But sitting on that couch, watching this 27-year-old guy from La Crosse convulse with the intensity of his vehemently political raps, I'm thinking that Webster's definition of his name is much more apt. In a sense Guante is all about throwing down a metaphorical gauntlet. No more to mass-media manipulation. No more to Big Brother 2.0. No more to denials of environmental collapse. The debut full-length album from Guante and Big Cats! (they have both previously released albums on their own or with other collaborators), An Unwelcome Guest, is full of intelligent, literary rants. A concept album, which is somewhat of a rarity in the hip-hop world, An Unwelcome Guest (the title a reference to a song from the Billy Bragg/Wilco album Mermaid Avenue), tells the tale of a guy who makes his way from the East Coast to the West Coast, consciously spreading a disease out of vengeance for what he perceives as the government's overzealousness for killing the woman he loves. Oh, and there are even allusions to zombies thrown in. Convoluted? Yes. But it sucks you in without leaving you in a Lost-like labyrinth of cluster-fucked plot turns.
"If I had to sum up the whole album and what it means, it doesn't matter whether you are right or wrong. The idea is that when the powers that be push an individual or community, they can't control how that individual or community will push back," Guante says. "This album is much more explicitly political than most Twin Cities hip-hop artists get."
Similar in style and temperament to local hip-hop groups No Bird Sing and Kill the Vultures, Guante and Big Cats! create intelligent, political hip hop that mercifully doesn't come off as preachy or self-righteous.

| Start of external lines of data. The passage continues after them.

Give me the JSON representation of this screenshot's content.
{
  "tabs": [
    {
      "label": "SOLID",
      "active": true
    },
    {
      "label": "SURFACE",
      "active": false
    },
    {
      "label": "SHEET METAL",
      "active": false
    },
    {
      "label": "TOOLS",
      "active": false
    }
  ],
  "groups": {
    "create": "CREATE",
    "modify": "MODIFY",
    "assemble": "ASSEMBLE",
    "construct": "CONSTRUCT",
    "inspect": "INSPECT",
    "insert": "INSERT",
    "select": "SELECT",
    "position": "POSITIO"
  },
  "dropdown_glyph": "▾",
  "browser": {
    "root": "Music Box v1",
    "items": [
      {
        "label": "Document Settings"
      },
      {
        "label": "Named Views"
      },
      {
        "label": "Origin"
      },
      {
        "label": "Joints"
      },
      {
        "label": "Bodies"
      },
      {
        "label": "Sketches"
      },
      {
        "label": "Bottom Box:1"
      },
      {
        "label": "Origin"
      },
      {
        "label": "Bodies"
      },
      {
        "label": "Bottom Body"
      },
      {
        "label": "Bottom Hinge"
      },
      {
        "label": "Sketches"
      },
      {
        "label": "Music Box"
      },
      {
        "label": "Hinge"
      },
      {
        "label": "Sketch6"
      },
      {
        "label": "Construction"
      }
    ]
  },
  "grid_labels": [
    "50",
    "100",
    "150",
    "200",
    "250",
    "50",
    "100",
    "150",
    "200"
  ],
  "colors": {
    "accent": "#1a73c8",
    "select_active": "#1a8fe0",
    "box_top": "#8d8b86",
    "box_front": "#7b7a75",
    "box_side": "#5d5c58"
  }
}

It's sobering, demanding your attention like a car crash, yet emotional and alarmingly intimate at times.
"I wanted to make an album that people who don't listen to hip hop would enjoy...people who just want to hear something pretty could enjoy. I like stuff that is fun to listen to, and I don't think you should feel bad about that," Guante says. "It's really written for those people who will really dig into the music and take the time to think about it. When I was a kid, I'd listen to albums like Radiohead's OK Computer, and I'd just sit at my desk with my headphones on and just listen...really listen."
To record the album, Guante and Big Cats! enlisted the help of a cast of notable local musicians, including members of Dragons Power Up!, Chastity Brown, Eric Blair, and Haley Bonar. "Haley Bonar is one of my favorite singer-songwriters in the country. I wrote that hook specifically for her," Guante says.
Guante, who claims he is "as well-known as a poet as I am a rapper," was a member of the St. Paul poetry slam team that won the national championship last year, a feat he is hoping to recreate with the team this year. He is also writing a one-man show titled "The Fist That Lives in Your Neck," a series of poems and monologues that should be completed this fall. His star clearly starting to shine, Guante has racked up numerous industry honors in the past couple of years, including one of City Pages' 2008 artists of the year, an URB Magazine "Next 1000" artist for 2008, and the Minneapolis Grand Poetry Slam champion in 2008.
An unabashed activist, Guante also found time to curate the successful "Hip Hop Against Homophobia" series, and regularly leads workshops in local schools through the MN Spoken Word Association. He seems to be defined by his convictions—his life imitating his art, and vice versa. There is simply no daylight between his beliefs and the words that pour out of him.
"On every verse I write, I want there to be one 'Oh, shit!' moment," he says.
GUANTE AND BIG CATS! play Ruts Revival with Sha Cage (Madiba), See More Perspective, Truthmaze, and Chantz Erolin on SATURDAY, MAY 1, at the FINE LINE MUSIC CAFE; 612.338.8100